Exercise brief: Work through the listing below and state how many of its lines hold the word "example". Give no other output.

● ● ● ●

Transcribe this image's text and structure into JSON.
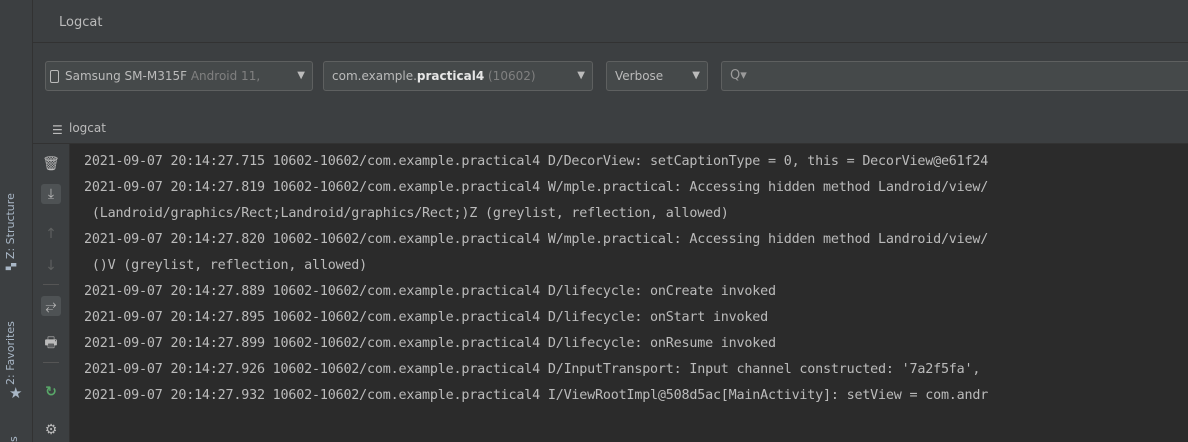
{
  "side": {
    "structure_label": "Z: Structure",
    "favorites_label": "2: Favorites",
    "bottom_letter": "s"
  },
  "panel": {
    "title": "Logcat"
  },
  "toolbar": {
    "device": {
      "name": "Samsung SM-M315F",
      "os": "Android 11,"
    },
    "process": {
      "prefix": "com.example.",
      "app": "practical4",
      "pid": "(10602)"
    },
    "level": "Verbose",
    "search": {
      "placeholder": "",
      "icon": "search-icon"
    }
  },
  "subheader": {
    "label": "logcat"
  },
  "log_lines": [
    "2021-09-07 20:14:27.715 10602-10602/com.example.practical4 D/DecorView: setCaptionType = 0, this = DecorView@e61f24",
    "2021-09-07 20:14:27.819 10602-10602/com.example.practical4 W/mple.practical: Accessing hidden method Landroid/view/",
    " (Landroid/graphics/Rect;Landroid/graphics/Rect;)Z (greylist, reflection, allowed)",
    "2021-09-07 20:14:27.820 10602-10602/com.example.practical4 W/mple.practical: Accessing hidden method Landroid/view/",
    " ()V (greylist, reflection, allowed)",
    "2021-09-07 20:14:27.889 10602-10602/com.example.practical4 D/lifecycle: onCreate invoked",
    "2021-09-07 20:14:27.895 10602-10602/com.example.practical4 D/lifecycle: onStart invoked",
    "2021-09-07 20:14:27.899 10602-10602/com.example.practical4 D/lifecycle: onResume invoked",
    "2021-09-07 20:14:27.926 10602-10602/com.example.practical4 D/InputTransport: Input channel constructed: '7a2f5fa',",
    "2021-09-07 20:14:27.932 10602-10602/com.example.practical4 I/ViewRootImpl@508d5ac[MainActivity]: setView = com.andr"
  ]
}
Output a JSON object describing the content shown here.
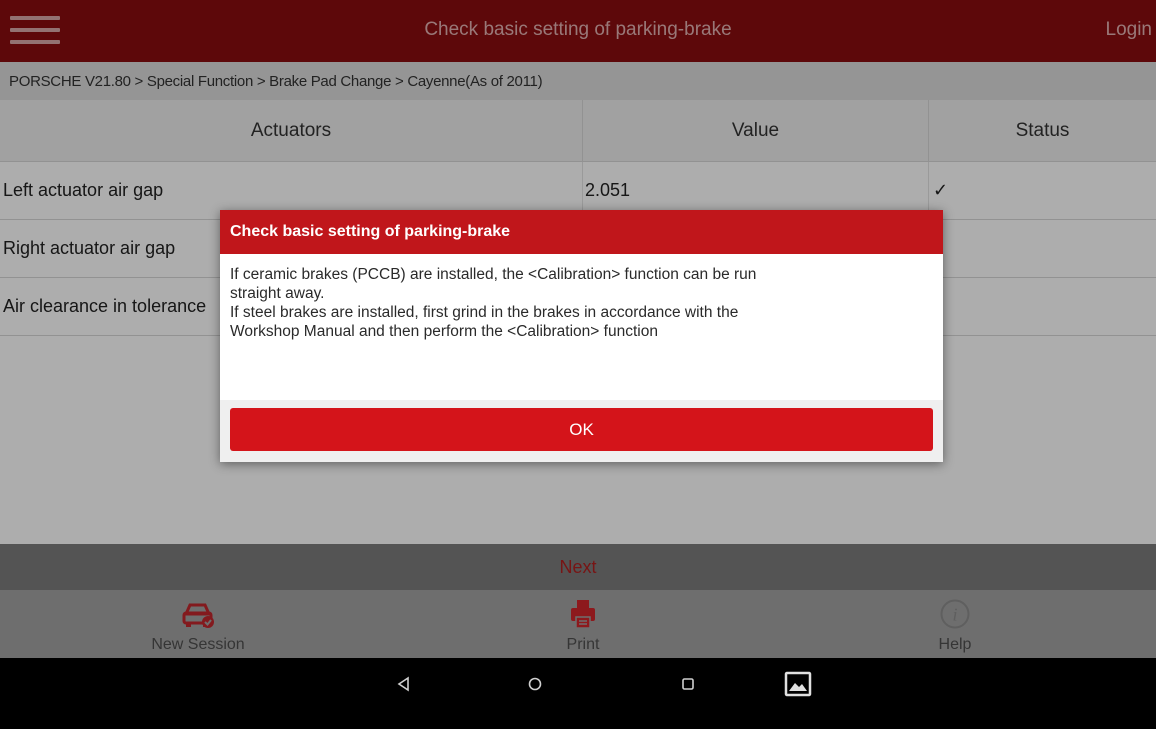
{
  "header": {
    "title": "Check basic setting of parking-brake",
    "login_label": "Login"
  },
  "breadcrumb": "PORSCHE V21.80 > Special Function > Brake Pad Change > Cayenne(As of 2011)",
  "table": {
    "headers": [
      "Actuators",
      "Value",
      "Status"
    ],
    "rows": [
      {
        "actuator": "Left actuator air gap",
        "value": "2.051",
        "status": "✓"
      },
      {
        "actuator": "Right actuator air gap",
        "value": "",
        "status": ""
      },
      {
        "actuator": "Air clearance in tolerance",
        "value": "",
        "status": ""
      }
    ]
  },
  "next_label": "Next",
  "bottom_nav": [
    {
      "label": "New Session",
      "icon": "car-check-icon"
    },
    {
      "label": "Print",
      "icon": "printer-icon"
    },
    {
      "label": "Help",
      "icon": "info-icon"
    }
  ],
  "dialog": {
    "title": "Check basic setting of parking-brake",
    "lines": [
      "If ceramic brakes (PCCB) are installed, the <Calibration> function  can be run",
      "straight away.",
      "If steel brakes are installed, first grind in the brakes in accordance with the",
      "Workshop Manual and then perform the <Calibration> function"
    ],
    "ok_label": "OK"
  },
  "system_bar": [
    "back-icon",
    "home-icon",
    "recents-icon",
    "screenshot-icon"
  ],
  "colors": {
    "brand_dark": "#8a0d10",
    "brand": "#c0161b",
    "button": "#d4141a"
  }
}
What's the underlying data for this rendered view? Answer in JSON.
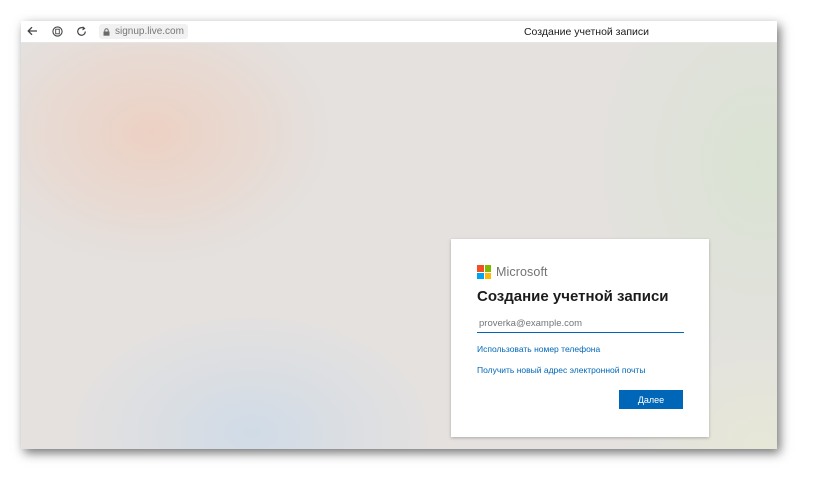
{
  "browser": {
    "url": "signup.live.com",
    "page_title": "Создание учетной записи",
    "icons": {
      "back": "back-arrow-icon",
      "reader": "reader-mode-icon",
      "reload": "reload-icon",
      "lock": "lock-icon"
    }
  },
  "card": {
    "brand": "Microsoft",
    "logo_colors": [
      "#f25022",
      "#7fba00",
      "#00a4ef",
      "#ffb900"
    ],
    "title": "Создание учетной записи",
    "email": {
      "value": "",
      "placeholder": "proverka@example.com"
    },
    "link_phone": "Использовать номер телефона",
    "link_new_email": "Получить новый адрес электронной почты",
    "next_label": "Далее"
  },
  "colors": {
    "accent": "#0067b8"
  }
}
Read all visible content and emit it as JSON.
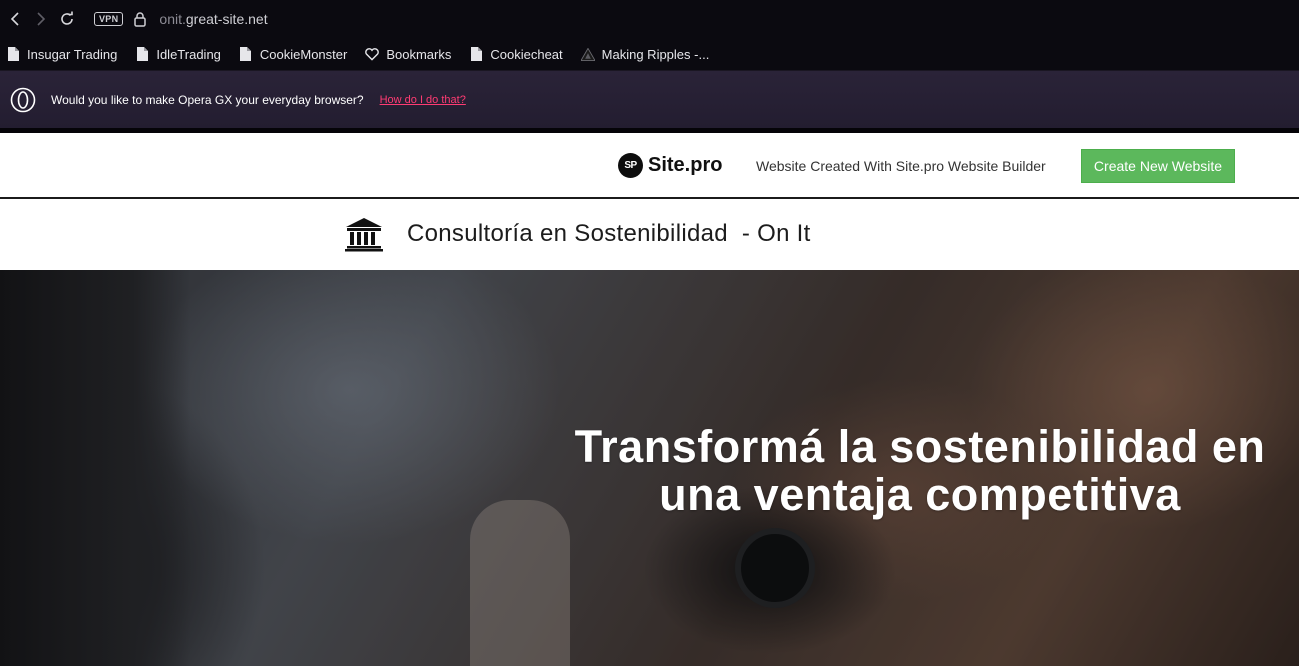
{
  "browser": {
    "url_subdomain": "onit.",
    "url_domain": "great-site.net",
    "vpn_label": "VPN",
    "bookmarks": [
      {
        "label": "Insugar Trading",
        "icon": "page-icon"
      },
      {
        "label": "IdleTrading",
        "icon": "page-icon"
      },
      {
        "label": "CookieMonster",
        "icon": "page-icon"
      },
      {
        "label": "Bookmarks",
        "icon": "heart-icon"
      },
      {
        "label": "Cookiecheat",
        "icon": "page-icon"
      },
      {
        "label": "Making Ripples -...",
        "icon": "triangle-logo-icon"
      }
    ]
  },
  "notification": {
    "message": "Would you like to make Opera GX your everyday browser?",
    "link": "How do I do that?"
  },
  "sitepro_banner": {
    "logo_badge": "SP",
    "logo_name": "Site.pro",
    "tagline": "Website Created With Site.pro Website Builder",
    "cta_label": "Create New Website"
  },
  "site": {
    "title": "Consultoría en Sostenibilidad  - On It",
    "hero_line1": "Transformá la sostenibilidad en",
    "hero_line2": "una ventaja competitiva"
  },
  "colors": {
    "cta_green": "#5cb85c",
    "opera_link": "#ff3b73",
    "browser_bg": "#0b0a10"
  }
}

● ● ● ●

Completed exercise: 10